Value Village rebuked by judge for deceiving consumers

The Value Village thrift store chain was rebuked by a King County judge for creating a “deceptive net impression” that shoppers making purchases were helping charity. The judge ruled Friday in a long-running legal battle about consumer protection between Value Village and the Washington State Attorney General’s Office. The ruling comes on the heels of Value Village’s announcement that it will close its last store in Seattle. Value Village maintained that it had never misled consumers.

County faces tough choice on lease for company with checkered environmental past

Ardagh Group, a multinational glass-recycling firm in south Seattle that has a checkered environmental past, is looking to renew its lease on 17 acres along the Duwamish River. The King County Council faces a tough decision as it weighs the company’s environmental history against its role as a major employer in the region, as well as King County’s only glass waste recycler.

Legislature is delivering on climate protection just in time for Inslee’s presidential bid

Democratic lawmakers are finding success in moving a raft of clean-energy bills through the Washington Legislature. The sweeping bills would make Washington the fourth state to require a phaseout of fossil-fueled electricity, mandate energy overhauls for larger, old buildings, and more. The fate of three lesser bills to protect the climate is less certain.

Legislature, Inslee struggle to fix roads that block salmon, help starve orcas

Puget Sound’s beloved orcas are at risk of extinction and scientists say one key step to rescuing them is boosting oceangoing runs of chinook salmon, the biggest, fattest and most nutritious kind of salmon and the killer whales’ main food source. But legislators seeking to open up more than 1,000 miles of prime inland spawning areas that are currently blocked to the fish by culverts are struggling to find a funding source. What is blocking all those fish? Culverts. These are the pipes and tunnels that pass under roads throughout the state, allowing water to flow downstream.
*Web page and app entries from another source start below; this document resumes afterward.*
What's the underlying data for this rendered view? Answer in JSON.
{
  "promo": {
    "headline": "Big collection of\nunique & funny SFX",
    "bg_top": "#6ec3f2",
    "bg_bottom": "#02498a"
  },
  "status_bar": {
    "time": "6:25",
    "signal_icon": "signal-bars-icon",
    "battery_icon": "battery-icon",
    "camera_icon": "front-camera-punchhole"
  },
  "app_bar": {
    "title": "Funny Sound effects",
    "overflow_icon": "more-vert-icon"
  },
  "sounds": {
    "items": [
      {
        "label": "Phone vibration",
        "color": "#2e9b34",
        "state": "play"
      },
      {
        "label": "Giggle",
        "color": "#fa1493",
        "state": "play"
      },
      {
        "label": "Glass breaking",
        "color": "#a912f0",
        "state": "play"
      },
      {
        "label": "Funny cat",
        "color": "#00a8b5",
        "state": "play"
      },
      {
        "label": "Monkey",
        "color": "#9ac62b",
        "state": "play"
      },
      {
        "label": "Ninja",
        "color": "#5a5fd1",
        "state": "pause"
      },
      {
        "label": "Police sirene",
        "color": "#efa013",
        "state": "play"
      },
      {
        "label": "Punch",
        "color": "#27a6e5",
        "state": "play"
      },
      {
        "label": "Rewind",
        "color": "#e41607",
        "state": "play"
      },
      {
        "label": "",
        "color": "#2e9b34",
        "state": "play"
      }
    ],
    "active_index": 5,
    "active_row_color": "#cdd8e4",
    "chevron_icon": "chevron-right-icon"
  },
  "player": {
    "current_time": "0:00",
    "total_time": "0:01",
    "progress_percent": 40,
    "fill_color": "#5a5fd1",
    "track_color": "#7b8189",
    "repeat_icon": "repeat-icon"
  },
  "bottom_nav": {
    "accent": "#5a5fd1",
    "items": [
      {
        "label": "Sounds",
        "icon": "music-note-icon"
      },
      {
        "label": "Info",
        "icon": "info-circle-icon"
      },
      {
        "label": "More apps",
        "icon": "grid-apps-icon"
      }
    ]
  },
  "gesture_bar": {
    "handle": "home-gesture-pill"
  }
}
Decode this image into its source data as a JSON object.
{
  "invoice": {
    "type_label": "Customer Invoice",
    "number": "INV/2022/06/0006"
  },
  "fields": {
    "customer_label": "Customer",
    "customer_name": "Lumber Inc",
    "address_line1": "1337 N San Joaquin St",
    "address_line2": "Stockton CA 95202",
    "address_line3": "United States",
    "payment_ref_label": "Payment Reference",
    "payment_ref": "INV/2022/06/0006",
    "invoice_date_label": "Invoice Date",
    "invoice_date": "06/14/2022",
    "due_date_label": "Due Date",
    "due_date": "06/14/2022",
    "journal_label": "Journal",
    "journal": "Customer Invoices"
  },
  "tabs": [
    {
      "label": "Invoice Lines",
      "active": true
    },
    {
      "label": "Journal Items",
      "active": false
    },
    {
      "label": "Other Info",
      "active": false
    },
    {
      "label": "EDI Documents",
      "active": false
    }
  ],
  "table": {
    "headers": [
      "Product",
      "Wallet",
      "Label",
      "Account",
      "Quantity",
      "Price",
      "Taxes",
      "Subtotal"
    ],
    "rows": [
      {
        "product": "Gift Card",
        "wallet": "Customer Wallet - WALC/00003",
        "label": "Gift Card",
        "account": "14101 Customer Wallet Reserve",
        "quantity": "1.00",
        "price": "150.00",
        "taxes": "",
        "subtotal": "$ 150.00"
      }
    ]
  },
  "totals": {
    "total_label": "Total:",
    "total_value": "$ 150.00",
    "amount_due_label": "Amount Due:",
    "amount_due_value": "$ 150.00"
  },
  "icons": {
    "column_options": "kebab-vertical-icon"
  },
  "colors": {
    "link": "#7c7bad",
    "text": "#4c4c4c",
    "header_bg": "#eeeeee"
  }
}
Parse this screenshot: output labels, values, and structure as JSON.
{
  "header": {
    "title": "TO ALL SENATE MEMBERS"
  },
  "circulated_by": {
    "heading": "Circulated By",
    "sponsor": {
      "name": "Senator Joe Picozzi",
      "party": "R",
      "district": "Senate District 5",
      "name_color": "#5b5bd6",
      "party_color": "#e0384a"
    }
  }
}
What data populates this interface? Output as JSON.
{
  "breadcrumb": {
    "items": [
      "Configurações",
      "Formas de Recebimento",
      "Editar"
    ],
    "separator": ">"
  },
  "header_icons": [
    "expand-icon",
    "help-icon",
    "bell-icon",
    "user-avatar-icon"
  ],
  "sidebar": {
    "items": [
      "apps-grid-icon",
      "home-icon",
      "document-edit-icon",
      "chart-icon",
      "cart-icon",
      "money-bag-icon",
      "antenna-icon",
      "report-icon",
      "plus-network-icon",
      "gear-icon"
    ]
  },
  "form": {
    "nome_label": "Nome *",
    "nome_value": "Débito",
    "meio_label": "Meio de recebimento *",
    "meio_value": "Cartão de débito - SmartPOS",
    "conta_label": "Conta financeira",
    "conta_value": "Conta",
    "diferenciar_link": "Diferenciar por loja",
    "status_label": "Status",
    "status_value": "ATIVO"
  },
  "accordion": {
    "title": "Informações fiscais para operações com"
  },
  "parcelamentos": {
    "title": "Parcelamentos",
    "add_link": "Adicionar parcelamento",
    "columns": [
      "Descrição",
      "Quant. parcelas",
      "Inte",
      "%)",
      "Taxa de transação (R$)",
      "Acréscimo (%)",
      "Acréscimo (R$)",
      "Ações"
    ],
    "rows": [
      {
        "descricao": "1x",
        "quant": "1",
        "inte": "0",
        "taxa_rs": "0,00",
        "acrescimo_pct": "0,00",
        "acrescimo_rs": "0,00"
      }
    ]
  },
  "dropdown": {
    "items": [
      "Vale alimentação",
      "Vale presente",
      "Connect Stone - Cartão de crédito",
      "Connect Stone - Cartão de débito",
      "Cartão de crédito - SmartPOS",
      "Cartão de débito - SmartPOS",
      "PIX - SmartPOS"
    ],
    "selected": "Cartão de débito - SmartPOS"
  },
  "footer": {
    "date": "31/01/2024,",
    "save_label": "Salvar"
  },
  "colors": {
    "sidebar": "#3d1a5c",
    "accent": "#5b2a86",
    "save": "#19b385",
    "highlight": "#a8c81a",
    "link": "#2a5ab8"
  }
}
It turns out that many old highway projects in the state were poorly engineered where they intersect with salmon-bearing streams and as a result can block the fish in a variety of ways.

What Washington’s fight over climate-friendly power grid is all about

Washington legislators are moving to reshape the state’s electricity grid in a dramatic way that favors renewable energy over the next three decades, and environmentalists are rejoicing that climate change is finally a top legislative priority. But is reducing Washingtonians’ contributions to global warming achievable without boosting power rates too high at privately owned utilities? Those are the utilities that rely the most on natural gas and other fossil fuels, and they help meet energy needs at about half of Washington households. Private utilities and Republican lawmakers are predicting cost increases or even “brownouts,” and urging a go-slow approach.

WA foster kids sent to out-of-state group homes with checkered records

After a report by a government-appointed watchdog group found Washington foster kids sent to a group home in Iowa were mistreated, InvestigateWest documents how dozens of other Washington foster kids remain at group homes in South Carolina, Wyoming and Michigan that also appear to have mistreated children, according to reports from oversight agencies in other states.